##### Supplied records #####

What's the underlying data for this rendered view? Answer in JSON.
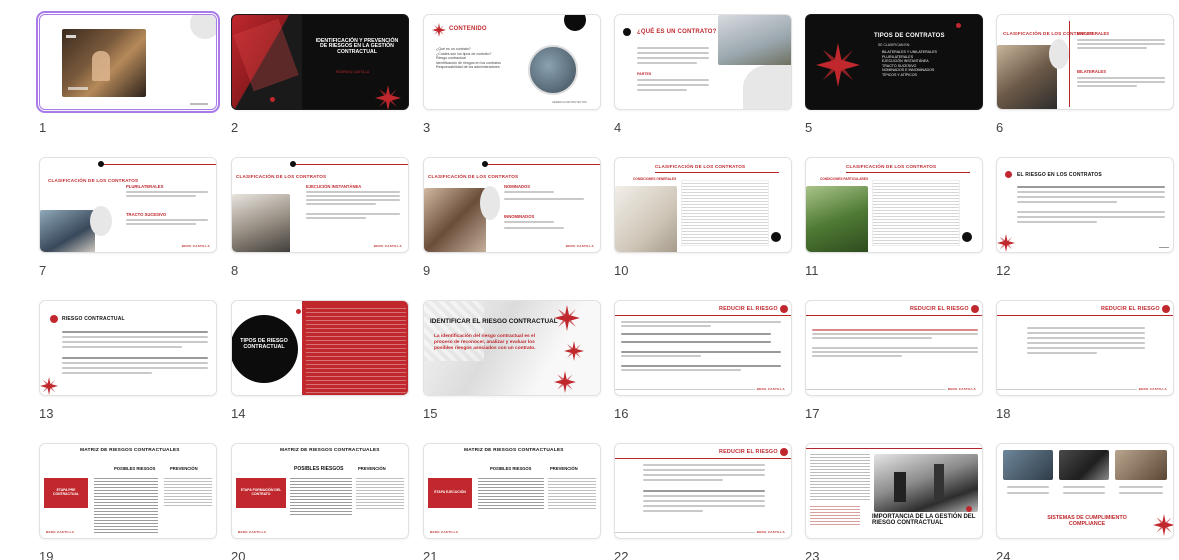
{
  "slides": [
    {
      "number": "1",
      "selected": true
    },
    {
      "number": "2",
      "title": "IDENTIFICACIÓN Y PREVENCIÓN DE RIESGOS EN LA GESTIÓN CONTRACTUAL",
      "subtitle": "RODRIGO CASTILLA"
    },
    {
      "number": "3",
      "title": "CONTENIDO",
      "items": [
        "¿Qué es un contrato?",
        "¿Cuáles son los tipos de contrato?",
        "Riesgo contractual",
        "Identificación de riesgos en los contratos",
        "Responsabilidad de los administradores"
      ]
    },
    {
      "number": "4",
      "title": "¿QUÉ ES UN CONTRATO?",
      "sub": "PARTES"
    },
    {
      "number": "5",
      "title": "TIPOS DE CONTRATOS",
      "sub": "SE CLASIFICAN EN:",
      "items": [
        "BILATERALES Y UNILATERALES",
        "PLURILATERALES",
        "EJECUCIÓN INSTANTÁNEA",
        "TRACTO SUCESIVO",
        "NOMINADOS E INNOMINADOS",
        "TÍPICOS Y ATÍPICOS"
      ]
    },
    {
      "number": "6",
      "title": "CLASIFICACIÓN DE LOS CONTRATOS",
      "heads": [
        "UNILATERALES",
        "BILATERALES"
      ]
    },
    {
      "number": "7",
      "title": "CLASIFICACIÓN DE LOS CONTRATOS",
      "heads": [
        "PLURILATERALES",
        "TRACTO SUCESIVO"
      ]
    },
    {
      "number": "8",
      "title": "CLASIFICACIÓN DE LOS CONTRATOS",
      "heads": [
        "EJECUCIÓN INSTANTÁNEA"
      ]
    },
    {
      "number": "9",
      "title": "CLASIFICACIÓN DE LOS CONTRATOS",
      "heads": [
        "NOMINADOS",
        "INNOMINADOS"
      ]
    },
    {
      "number": "10",
      "title": "CLASIFICACIÓN DE LOS CONTRATOS",
      "sub": "CONDICIONES GENERALES"
    },
    {
      "number": "11",
      "title": "CLASIFICACIÓN DE LOS CONTRATOS",
      "sub": "CONDICIONES PARTICULARES"
    },
    {
      "number": "12",
      "title": "EL RIESGO EN LOS CONTRATOS"
    },
    {
      "number": "13",
      "title": "RIESGO CONTRACTUAL"
    },
    {
      "number": "14",
      "title": "TIPOS DE RIESGO CONTRACTUAL"
    },
    {
      "number": "15",
      "title": "IDENTIFICAR EL RIESGO CONTRACTUAL",
      "body": "La identificación del riesgo contractual es el proceso de reconocer, analizar y evaluar los posibles riesgos asociados con un contrato."
    },
    {
      "number": "16",
      "title": "REDUCIR EL RIESGO"
    },
    {
      "number": "17",
      "title": "REDUCIR EL RIESGO"
    },
    {
      "number": "18",
      "title": "REDUCIR EL RIESGO"
    },
    {
      "number": "19",
      "title": "MATRIZ DE RIESGOS CONTRACTUALES",
      "heads": [
        "POSIBLES RIESGOS",
        "PREVENCIÓN"
      ],
      "label": "ETAPA PRE CONTRACTUAL"
    },
    {
      "number": "20",
      "title": "MATRIZ DE RIESGOS CONTRACTUALES",
      "heads": [
        "POSIBLES RIESGOS",
        "PREVENCIÓN"
      ],
      "label": "ETAPA FORMACIÓN DEL CONTRATO"
    },
    {
      "number": "21",
      "title": "MATRIZ DE RIESGOS CONTRACTUALES",
      "heads": [
        "POSIBLES RIESGOS",
        "PREVENCIÓN"
      ],
      "label": "ETAPA EJECUCIÓN"
    },
    {
      "number": "22",
      "title": "REDUCIR EL RIESGO"
    },
    {
      "number": "23",
      "title": "IMPORTANCIA DE LA GESTIÓN DEL RIESGO CONTRACTUAL"
    },
    {
      "number": "24",
      "title": "SISTEMAS DE CUMPLIMIENTO COMPLIANCE"
    }
  ],
  "brand": {
    "logo": "BERG CASTILLA",
    "accent": "#c0282d",
    "selection": "#a97be8"
  }
}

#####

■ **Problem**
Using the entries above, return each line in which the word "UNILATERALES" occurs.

■ **Answer below**
        "BILATERALES Y UNILATERALES",
        "UNILATERALES",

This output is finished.